by Linda Beale
Tax Foundation–up to its usual nonsense
The Tax Foundation claims to be a nonpartisan institute interested merely in researching and informing people about taxes. That’s far from the truth, however. Its work is aimed at one purpose–convincing Americans that they pay too much in taxes and that government is too big.
One of its most useful distortions is its self-proclaimed “tax freedom day.” It adds up all the state and local and federal income, excise, social security, property, and other taxes on individuals and businesses,including corporations, and then considers how many days of work, at a consistent amount per day, are required to raise that amount of taxes. See Tax Freedom Day 2012, Tax Foundation.
But of course the entire enterprise of tax freedom day is baloney. Nothing in that formula actually relates to what an individual earns or what an individual pays in taxes. But because the date is announced as the day that Americans quit working to pay government and start working for themselves, many media outlets and readers interpret the “tax freedom day” as meaning that they themselves must work that long to pay off their share of taxes. There is no such thing as an average American, and it isn’t clear at all that many of the excise, corporate and other businesses taxes are borne by ordinary Americans. Moreover, thinking about this on an individual level means averaging in the super-rich like Warren Buffet with ordinary Joes like “Joe the Plumber” and poor folk like those barely scraping by on teacher or janitor salaries results in sheer nonsense. There is no such thing as an “average” amount of taxes paid or a day in the year when each and every American can say–this is the last day I have to work to pay taxes.
The Tax Foundation often goes through some rigmarole to insist that it doesn’t ever imply that the “tax freedom day” is anything other than a cute figure of speech that captures a meaningless statistic. But look at what it says in its announcement of the 2012 date:
Tax Freedom Day® 2012 arrives on April 17 this year, four days later than last year, due to higher federal income and corporate tax collections. That means Americans will work 107 days into the year, from January 1 to April 17, to earn enough money to pay this year’s combined 29.2% federal, state, and local tax bill.
Now, a typical person reading those two sentences would conclude that this is a straightforward statement that that particular American will work 107 days to pay off his own personal taxes. Nothing could be further from the truth. Some would have to work only a few days to pay off their share of taxes, while others don’t work at all–those living on capital gains from inherited wealth–and still others may work considerably longer.

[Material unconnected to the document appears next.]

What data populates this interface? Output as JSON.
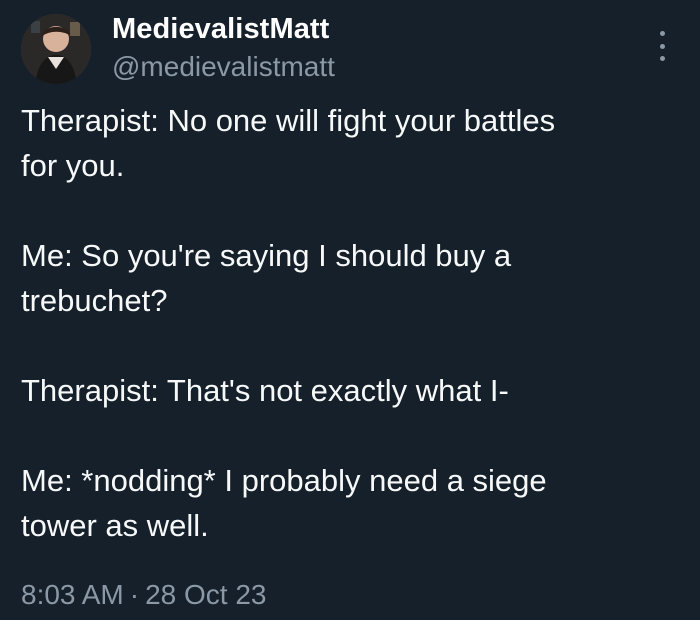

The statistic is meaningless and by confusing ordinary Americans into thinking that it can be applied to their own particular situation it becomes detrimental to understanding of the US tax system or government costs.
Further down, the Tax Foundation makes this statement.
Tax Freedom Day is a vivid, calendar-based illustration of the cost of government, giving Americans an easy way to gauge the overall tax take.
And there one sees the anti-government bias of the Tax Foundation. By using a formula that pretends to show Americans how hard they must each work to fund government, and providing no counterbalance (such as showing how many people are benefitted by various government programs, or how much harder each American would have to work without the various subsidies for home ownership, financial institution soundness, health research, and old age health care and retirement benefits), the Tax Foundation succeeds in convincing many Americans that government is indeed a wasteful exercise that demands too much of their own sweat.
Just about as bad is the more recent Fiscal Fact: Americans paying more in taxes than for food, clothing and shelter, Tax Foundation (May 3, 2012). This look at government tax collections (using the same data used for the tax freedom day calculation, so including all taxes paid by individuals or businesses, whether income, property, excise or other and whether paid to local, state or federal government) and compares that to government figures for expenditures on essentials.
This is again misleading, as the Tax Foundation itself acknowledges, since it counts taxes that are used for social programs that pay for those same essentials. Redistribution programs that use the collective wealth to support those who cannot support themselves (vulnerable elderly and children, unemployed, mentally incapacitated, prisoners) serve a vital government function. Similarly, it again deals with national statistics that ordinary people are likely to interpret as applying to their own situations, even though the statistics cannot be applied in that way. Consider the wealthy billionaire with a private island and seven multimillion dollar homes in the US–taxes collected on those properties will be much more than what ordinary folk pay on their single residence. Likewise, taxes collected from billionaire CEOs will be much more than those collected from ordinary workers, even though the CEOs may also have considerable investment income that is taxed at ridiculously low preferential rates. So no conclusions can be drawn from aggregate numbers of housing, food and clothing expenditures to individual taxpayers, just as no meaningful analysis can be drawn from aggregate federal, state, and local expenditures to benefits received (or costs borne) by individual taxpayers.
So why does the Tax Foundation produce such deceptively simple statistical studies that are cast in terms that are bound to mislead ordinary Americans about the role of taxes and government and even the amount of taxes they pay? It seems likely that the primary purpose is to mislead ordinary Americans about the role of taxes and the amount of taxes they pay. The Tax Foundation gets my maximum “boo” for its shameless exploitation of statistics to mislead Americans about both their own tax burdens and the role of government in our lives.
crossposted with ataxingmatter